┌─ Source records

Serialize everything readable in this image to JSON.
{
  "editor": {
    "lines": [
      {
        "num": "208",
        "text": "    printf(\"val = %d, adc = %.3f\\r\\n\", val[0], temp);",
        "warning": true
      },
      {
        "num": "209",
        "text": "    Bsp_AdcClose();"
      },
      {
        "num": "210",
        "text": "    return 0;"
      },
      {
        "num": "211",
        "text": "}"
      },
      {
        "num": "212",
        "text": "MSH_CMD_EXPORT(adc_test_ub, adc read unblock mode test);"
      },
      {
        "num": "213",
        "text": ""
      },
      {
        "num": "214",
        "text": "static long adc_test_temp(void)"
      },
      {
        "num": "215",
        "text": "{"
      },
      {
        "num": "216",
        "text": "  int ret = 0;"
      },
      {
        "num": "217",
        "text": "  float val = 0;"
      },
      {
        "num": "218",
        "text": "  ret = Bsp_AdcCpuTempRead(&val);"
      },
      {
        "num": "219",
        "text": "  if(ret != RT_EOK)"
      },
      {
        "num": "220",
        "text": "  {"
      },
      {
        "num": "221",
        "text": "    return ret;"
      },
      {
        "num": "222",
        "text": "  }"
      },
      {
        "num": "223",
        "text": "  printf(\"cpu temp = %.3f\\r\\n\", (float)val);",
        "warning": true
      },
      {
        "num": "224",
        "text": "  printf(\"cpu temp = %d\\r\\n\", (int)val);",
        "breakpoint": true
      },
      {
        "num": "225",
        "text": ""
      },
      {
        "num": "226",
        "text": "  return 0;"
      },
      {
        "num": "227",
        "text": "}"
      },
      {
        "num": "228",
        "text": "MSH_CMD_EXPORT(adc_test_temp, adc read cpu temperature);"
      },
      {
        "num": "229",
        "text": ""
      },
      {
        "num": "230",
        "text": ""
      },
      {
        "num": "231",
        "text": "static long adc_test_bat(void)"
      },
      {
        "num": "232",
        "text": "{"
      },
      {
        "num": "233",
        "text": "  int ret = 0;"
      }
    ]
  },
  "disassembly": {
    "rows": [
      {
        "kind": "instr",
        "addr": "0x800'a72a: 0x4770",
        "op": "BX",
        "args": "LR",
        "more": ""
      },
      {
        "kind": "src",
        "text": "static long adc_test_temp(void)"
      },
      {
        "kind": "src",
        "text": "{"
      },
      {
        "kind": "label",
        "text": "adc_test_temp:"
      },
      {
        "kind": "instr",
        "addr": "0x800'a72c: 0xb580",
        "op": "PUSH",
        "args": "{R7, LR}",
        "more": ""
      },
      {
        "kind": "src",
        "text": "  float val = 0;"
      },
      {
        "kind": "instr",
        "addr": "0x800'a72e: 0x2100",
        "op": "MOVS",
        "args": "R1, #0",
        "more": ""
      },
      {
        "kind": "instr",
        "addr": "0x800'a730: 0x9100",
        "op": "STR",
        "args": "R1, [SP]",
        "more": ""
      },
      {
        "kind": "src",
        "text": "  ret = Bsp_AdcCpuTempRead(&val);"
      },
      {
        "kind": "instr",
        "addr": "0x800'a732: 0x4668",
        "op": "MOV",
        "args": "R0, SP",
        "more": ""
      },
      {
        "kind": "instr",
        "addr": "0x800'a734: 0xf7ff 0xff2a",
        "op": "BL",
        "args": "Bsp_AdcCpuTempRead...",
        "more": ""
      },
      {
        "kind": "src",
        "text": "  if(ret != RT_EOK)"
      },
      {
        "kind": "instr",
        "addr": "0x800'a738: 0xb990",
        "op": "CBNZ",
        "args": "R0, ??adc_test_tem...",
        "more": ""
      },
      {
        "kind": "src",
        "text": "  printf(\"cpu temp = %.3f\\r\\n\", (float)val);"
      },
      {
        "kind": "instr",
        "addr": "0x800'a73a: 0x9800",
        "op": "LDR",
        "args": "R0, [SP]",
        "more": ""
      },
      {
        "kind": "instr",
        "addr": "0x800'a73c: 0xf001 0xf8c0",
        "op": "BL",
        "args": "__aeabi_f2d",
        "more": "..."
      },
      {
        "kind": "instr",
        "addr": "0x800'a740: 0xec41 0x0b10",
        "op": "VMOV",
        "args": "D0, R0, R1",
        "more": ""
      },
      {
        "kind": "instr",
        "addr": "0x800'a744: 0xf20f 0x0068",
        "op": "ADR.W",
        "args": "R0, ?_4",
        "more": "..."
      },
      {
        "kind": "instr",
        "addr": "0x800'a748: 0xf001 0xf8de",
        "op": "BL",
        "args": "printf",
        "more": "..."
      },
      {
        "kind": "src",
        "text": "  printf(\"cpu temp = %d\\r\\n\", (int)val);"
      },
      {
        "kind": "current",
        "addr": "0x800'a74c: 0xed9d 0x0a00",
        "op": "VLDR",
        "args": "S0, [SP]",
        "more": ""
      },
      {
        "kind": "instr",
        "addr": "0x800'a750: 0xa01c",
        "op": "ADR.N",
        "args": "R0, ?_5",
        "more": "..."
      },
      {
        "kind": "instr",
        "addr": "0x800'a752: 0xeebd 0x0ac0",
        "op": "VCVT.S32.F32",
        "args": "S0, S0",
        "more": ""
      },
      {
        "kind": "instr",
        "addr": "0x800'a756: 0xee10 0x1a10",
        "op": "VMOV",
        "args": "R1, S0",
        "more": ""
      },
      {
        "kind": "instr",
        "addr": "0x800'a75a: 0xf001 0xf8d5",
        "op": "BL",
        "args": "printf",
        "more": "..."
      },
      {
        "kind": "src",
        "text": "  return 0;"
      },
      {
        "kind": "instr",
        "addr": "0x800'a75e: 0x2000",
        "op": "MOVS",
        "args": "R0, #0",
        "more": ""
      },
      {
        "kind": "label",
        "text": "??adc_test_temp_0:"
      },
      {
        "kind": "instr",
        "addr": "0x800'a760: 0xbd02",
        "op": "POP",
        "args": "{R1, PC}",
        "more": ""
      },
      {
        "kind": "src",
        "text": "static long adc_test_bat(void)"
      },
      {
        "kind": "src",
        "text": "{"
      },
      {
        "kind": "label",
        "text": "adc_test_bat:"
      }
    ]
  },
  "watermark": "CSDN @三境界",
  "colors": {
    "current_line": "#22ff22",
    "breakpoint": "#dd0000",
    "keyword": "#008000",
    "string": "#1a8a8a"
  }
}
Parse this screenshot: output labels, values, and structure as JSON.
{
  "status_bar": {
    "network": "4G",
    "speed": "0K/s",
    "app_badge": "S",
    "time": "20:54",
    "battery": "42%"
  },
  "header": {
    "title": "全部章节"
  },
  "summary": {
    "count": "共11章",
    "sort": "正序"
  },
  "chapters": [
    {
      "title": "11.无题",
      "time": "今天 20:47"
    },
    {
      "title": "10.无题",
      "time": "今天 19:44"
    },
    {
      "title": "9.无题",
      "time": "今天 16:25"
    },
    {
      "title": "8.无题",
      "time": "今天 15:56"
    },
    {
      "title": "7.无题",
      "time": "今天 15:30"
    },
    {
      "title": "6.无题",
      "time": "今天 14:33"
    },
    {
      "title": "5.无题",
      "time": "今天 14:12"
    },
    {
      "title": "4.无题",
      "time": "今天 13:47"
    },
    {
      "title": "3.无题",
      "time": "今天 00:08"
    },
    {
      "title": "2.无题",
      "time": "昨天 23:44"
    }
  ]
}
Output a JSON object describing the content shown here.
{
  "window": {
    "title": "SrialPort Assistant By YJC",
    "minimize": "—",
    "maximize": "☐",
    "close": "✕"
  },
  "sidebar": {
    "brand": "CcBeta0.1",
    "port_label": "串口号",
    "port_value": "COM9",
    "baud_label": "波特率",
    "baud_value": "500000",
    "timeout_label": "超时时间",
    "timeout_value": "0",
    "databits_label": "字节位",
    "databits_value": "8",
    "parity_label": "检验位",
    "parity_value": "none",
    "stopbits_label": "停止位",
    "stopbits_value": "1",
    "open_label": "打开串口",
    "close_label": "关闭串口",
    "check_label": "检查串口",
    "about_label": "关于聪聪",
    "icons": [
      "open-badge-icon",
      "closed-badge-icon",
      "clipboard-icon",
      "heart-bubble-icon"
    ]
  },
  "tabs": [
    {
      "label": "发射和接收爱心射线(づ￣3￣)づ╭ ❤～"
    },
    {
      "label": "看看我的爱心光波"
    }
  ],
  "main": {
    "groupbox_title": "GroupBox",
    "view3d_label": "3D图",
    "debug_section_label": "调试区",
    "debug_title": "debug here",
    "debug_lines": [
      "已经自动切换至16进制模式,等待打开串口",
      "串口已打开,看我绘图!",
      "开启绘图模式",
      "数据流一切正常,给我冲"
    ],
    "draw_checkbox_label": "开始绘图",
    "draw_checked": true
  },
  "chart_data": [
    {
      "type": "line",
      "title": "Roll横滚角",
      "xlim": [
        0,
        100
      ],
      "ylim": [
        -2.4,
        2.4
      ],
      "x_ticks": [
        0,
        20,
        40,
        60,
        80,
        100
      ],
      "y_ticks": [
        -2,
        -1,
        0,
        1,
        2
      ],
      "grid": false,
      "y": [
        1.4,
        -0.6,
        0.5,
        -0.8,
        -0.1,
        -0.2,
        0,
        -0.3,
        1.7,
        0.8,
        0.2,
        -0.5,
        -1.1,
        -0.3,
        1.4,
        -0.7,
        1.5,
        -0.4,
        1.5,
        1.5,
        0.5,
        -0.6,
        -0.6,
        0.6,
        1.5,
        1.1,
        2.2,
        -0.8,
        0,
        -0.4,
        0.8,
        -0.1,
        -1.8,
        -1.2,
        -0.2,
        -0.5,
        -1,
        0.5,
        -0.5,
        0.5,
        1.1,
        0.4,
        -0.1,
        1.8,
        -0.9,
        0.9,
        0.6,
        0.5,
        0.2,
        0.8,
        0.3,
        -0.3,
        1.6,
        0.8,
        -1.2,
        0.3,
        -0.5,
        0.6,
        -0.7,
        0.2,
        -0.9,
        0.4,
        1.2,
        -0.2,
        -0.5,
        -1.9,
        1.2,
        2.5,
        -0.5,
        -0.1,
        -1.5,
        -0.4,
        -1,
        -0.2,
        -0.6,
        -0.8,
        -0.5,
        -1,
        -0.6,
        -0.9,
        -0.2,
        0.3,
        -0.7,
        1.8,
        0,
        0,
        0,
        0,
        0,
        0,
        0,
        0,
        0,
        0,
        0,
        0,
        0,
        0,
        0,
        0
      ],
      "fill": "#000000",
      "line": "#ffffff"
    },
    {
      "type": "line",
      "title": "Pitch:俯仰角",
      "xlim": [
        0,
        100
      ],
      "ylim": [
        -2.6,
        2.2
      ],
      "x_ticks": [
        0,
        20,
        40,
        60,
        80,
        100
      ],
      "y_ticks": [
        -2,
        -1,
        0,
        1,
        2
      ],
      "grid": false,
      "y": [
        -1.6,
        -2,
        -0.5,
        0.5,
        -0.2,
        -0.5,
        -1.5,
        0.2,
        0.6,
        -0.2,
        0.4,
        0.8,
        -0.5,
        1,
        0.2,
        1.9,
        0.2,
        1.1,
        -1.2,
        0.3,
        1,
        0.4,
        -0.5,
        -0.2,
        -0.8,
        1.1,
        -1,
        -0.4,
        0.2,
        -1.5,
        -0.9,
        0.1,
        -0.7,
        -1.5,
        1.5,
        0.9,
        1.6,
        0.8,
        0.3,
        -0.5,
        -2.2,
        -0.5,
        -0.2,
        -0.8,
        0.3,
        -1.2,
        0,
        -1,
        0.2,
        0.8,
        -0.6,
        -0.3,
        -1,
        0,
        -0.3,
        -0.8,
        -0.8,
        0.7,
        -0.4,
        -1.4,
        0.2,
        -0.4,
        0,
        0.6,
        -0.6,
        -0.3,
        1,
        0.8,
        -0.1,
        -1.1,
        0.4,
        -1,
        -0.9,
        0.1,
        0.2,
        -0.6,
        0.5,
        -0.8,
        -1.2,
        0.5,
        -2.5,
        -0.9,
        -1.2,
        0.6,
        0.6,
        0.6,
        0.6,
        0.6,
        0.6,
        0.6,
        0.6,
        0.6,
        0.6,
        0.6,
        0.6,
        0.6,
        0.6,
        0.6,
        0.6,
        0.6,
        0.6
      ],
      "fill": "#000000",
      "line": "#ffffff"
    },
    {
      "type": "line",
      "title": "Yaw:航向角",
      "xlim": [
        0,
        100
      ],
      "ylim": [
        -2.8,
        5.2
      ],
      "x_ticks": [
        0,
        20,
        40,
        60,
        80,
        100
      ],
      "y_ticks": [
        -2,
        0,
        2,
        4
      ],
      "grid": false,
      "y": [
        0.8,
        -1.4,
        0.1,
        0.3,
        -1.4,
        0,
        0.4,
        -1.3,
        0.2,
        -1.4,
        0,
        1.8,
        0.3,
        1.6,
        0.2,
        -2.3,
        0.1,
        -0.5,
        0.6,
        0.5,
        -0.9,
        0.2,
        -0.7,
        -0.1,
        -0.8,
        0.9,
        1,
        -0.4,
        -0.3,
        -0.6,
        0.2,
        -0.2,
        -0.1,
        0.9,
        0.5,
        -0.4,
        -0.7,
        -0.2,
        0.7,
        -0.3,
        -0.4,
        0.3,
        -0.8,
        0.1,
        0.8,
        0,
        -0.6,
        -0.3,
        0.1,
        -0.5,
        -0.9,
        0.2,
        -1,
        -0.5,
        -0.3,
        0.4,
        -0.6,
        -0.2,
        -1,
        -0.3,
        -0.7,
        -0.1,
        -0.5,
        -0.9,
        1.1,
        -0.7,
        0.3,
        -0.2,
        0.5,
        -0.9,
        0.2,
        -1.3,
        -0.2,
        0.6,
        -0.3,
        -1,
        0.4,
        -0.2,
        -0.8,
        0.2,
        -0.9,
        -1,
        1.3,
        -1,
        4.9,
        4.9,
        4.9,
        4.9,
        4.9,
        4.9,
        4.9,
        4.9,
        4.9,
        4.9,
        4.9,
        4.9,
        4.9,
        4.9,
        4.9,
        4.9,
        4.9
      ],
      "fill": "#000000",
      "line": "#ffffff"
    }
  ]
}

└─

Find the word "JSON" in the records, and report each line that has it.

*Answer space*.
Serialize everything readable in this image to JSON.
Parse this screenshot: output labels, values, and structure as JSON.
Output a JSON object describing the content shown here.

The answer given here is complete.